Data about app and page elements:
►

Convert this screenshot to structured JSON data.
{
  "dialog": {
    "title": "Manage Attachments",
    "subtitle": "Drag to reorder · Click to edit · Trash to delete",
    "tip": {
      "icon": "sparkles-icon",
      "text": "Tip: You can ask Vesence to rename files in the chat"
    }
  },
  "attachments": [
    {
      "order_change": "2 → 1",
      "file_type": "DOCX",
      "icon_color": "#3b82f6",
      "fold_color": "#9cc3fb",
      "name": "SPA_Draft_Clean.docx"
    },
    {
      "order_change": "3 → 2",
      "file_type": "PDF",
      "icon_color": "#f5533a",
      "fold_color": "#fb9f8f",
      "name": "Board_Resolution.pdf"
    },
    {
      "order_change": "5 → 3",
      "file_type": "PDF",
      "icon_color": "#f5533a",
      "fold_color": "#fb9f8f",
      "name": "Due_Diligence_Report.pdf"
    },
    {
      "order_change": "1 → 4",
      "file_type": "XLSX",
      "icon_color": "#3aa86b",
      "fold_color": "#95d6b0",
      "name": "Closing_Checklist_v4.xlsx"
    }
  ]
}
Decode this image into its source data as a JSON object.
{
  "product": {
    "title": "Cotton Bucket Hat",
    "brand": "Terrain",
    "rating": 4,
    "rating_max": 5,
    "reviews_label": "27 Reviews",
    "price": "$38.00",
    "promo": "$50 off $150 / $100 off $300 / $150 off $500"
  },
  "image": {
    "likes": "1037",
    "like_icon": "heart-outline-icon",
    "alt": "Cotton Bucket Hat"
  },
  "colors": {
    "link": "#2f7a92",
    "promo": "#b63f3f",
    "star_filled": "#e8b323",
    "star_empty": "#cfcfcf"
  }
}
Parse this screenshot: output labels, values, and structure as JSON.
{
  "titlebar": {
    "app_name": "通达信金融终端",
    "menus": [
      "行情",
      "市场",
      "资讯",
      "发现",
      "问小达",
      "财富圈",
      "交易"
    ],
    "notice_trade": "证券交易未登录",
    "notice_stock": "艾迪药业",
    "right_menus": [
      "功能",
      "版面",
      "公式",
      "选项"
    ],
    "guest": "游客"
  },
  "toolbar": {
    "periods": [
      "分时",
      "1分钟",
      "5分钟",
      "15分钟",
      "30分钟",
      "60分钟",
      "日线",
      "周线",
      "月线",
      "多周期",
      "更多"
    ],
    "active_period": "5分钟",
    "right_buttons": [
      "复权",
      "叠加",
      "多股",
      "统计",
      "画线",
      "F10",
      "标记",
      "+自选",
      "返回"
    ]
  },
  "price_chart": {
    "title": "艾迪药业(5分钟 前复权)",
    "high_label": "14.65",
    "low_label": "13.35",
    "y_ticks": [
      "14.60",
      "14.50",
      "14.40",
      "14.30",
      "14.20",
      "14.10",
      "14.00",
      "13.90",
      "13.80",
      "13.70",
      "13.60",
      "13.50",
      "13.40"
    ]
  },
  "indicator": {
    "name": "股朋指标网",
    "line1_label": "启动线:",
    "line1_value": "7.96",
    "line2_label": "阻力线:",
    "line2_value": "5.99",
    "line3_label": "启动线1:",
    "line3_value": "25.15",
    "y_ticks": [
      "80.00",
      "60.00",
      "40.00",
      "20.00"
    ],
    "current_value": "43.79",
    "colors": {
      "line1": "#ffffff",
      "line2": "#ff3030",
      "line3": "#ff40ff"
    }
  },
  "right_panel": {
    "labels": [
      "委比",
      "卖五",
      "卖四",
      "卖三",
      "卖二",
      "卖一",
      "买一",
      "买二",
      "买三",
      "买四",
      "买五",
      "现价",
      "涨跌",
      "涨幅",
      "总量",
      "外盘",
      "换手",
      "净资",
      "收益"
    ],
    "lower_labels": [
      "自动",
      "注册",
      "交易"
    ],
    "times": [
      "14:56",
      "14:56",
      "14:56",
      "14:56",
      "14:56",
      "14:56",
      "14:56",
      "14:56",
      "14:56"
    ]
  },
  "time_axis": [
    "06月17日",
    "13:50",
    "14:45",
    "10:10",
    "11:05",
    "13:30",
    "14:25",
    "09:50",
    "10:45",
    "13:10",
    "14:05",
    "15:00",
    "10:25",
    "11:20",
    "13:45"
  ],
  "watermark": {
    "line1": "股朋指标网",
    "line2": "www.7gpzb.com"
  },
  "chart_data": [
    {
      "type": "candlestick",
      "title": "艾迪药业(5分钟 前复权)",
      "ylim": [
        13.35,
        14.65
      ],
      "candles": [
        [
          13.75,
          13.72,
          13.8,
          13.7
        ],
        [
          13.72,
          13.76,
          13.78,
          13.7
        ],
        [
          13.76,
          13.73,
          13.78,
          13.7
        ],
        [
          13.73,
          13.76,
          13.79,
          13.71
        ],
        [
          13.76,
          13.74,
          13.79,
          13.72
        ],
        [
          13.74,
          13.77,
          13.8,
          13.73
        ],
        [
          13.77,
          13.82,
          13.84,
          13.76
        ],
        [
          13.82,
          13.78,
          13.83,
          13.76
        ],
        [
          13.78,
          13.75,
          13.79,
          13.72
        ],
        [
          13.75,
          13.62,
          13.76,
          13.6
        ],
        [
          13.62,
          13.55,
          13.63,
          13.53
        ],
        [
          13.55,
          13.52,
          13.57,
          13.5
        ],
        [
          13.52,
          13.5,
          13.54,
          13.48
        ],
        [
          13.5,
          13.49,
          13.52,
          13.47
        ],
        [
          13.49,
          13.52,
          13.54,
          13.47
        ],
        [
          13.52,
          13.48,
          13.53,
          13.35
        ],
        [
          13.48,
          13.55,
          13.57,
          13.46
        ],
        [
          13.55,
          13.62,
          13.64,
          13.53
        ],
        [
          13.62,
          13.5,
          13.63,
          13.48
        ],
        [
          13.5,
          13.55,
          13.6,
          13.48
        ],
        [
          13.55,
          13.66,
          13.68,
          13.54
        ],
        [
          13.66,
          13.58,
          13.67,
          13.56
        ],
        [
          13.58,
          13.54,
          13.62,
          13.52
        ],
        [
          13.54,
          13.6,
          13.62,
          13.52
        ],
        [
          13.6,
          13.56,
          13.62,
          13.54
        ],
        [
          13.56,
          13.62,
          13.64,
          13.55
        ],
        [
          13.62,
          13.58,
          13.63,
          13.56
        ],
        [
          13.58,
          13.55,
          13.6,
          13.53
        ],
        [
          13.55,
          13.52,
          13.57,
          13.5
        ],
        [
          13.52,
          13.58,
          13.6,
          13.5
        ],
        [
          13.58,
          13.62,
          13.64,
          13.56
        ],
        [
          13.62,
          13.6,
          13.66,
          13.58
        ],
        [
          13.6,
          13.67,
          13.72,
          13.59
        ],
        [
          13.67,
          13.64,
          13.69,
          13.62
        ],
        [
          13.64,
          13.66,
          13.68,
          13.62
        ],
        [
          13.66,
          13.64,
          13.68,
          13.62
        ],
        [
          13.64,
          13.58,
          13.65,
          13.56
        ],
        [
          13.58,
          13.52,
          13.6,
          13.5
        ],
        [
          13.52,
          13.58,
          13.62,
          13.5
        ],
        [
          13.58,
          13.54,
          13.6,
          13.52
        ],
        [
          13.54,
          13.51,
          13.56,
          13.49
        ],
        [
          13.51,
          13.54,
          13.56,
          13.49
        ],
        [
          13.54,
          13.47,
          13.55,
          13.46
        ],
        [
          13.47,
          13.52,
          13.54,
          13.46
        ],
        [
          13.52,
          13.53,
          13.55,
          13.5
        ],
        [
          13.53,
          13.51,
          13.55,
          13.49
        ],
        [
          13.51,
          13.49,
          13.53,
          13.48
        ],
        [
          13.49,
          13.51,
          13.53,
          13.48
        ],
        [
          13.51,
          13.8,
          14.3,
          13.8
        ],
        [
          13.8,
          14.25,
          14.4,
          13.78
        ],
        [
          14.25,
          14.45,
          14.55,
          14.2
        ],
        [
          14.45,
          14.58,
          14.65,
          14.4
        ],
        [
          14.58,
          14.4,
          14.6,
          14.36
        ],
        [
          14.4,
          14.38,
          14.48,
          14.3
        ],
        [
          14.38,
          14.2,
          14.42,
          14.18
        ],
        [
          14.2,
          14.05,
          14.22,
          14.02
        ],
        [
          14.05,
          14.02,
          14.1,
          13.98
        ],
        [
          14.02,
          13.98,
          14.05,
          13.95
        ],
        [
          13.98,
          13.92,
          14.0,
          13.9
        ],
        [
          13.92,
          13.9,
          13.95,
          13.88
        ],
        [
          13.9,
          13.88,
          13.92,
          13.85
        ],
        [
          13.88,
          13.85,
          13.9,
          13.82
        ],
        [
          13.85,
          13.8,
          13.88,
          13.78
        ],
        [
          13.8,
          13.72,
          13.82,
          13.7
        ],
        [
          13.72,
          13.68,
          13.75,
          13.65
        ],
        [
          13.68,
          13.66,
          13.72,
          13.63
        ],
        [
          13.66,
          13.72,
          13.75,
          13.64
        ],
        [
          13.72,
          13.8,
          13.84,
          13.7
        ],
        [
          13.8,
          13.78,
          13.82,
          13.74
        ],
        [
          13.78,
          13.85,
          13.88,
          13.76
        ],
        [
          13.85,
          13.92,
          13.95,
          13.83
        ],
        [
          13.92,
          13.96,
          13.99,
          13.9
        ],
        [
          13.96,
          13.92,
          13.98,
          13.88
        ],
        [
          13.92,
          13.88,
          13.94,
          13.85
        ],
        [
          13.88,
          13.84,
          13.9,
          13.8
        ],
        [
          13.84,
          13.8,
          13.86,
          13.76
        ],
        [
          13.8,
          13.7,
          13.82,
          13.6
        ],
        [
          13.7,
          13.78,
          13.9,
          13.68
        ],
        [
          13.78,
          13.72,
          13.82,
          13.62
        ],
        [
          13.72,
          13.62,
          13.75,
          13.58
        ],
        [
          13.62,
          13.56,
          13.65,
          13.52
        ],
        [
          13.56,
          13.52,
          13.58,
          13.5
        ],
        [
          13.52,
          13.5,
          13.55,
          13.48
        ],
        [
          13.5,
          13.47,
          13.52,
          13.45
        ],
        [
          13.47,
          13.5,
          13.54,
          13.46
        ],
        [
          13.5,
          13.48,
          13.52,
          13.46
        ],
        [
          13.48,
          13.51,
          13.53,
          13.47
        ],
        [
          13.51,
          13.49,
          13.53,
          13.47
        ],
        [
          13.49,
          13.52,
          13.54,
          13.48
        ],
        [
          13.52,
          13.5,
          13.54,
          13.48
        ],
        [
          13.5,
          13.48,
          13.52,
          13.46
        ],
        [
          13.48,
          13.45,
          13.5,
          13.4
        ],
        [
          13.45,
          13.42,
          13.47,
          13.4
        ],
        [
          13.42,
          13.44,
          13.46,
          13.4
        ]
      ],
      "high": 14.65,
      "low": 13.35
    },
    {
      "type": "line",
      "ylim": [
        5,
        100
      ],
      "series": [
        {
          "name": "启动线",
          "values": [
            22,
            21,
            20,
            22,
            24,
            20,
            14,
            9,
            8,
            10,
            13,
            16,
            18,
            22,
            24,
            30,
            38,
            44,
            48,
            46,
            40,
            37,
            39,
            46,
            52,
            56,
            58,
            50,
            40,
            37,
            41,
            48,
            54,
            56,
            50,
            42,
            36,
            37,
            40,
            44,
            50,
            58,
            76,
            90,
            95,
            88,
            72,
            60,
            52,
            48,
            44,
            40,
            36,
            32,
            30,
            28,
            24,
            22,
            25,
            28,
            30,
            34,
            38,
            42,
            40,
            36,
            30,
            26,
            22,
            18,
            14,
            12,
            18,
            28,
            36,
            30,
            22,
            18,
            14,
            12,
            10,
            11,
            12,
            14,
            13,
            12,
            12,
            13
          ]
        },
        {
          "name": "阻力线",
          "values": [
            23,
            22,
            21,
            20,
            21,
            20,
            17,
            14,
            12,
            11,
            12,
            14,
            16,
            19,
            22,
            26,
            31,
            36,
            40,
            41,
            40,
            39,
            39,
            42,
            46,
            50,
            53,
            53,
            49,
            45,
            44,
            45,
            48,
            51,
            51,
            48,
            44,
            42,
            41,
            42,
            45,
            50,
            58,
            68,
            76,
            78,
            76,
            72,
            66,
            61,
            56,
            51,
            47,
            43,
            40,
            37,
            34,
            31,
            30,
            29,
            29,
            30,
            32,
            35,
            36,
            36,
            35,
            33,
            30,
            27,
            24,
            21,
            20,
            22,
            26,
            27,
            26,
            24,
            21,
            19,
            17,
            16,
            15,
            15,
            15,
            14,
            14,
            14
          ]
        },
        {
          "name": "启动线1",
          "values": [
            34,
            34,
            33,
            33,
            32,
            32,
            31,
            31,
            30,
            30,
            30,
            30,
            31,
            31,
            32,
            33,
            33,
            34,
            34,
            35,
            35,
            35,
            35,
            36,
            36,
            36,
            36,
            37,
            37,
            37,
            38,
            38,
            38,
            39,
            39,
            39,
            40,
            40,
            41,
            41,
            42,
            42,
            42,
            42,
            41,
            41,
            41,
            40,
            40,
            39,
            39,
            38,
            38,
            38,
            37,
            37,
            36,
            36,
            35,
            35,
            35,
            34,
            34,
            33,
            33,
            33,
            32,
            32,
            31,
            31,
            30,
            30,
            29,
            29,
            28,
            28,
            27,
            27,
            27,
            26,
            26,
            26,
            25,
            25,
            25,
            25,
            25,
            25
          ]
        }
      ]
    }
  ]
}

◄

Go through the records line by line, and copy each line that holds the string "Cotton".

* Output below:
    "title": "Cotton Bucket Hat",
    "alt": "Cotton Bucket Hat"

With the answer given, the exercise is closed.